> _Problem details_:
Copy each line below that has "JSON".

> _Data for review_:
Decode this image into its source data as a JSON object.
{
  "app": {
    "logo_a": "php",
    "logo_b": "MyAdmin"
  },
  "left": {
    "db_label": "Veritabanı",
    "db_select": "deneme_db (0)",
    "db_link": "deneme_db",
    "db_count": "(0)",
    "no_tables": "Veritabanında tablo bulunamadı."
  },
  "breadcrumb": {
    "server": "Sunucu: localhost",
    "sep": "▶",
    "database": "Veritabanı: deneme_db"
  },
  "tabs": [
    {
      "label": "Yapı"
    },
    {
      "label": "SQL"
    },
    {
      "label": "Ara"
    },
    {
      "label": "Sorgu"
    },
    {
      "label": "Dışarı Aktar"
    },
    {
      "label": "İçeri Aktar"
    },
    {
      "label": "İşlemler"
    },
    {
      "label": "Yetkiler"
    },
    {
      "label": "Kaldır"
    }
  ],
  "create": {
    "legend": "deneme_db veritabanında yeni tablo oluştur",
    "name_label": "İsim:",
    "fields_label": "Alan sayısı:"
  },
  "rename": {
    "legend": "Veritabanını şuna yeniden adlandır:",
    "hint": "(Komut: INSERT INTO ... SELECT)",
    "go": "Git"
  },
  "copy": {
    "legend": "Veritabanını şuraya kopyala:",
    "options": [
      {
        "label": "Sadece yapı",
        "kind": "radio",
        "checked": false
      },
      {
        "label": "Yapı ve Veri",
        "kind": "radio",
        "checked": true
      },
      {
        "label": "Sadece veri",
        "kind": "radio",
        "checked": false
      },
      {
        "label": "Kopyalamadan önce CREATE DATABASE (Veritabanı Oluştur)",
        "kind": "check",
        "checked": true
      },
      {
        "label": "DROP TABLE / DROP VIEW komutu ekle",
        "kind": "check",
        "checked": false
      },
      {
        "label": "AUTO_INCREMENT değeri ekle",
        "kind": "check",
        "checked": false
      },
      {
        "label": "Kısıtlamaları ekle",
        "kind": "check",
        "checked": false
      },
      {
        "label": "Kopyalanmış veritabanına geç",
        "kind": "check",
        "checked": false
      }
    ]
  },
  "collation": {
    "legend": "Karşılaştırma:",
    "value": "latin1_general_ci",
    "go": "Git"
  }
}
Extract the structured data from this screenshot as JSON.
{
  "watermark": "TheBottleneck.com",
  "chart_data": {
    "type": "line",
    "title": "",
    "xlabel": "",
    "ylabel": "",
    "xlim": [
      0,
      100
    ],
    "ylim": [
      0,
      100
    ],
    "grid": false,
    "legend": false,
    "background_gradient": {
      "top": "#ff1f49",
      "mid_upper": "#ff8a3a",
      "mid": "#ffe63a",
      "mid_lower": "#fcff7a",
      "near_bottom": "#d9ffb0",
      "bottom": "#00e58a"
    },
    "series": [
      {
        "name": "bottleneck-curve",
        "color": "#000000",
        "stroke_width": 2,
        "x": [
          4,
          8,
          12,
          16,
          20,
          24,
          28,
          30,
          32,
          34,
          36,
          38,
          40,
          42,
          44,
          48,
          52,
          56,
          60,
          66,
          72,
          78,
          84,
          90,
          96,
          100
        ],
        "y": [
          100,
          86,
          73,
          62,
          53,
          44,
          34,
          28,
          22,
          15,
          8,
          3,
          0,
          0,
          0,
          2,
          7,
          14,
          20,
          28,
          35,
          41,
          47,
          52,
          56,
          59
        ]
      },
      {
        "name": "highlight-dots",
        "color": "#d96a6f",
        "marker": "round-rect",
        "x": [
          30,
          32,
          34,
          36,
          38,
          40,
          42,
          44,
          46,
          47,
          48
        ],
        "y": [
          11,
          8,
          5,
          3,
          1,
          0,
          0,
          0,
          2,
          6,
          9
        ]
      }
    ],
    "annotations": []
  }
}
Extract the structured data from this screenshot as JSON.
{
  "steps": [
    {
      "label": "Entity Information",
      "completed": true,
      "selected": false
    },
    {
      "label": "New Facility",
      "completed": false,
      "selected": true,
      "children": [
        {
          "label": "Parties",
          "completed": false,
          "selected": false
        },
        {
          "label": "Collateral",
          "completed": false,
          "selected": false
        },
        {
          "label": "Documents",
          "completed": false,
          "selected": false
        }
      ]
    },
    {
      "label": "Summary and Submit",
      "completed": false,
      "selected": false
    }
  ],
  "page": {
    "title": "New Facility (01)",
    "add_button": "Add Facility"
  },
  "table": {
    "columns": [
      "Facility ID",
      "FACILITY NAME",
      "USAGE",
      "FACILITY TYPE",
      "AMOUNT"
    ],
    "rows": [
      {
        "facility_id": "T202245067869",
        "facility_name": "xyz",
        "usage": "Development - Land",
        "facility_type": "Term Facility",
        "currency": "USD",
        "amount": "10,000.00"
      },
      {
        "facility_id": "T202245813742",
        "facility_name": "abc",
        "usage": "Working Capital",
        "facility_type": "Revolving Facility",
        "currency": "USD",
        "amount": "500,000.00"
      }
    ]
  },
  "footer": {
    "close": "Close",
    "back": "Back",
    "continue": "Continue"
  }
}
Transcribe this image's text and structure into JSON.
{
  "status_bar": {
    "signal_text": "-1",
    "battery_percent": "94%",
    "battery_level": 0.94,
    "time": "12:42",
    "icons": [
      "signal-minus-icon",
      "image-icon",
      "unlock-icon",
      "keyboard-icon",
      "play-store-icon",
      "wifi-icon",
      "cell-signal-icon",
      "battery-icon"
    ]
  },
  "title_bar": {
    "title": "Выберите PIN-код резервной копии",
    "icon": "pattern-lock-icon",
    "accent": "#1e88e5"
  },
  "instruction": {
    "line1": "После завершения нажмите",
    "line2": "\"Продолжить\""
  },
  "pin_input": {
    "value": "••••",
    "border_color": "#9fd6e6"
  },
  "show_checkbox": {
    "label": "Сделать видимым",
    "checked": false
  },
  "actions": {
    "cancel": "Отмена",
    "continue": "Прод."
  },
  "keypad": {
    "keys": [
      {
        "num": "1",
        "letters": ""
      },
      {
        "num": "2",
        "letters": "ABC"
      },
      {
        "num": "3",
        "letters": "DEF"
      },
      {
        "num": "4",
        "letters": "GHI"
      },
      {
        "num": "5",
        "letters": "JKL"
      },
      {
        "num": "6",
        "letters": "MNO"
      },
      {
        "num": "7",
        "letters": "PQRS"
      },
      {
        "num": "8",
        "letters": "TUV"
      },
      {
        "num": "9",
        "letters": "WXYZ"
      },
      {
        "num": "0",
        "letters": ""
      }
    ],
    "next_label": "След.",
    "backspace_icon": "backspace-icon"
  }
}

> _Exercise solution_:
Decode this image into its source data as a JSON object.
Extract the structured data from this screenshot as JSON.
Extract the structured data from this screenshot as JSON.
Transcribe this image's text and structure into JSON.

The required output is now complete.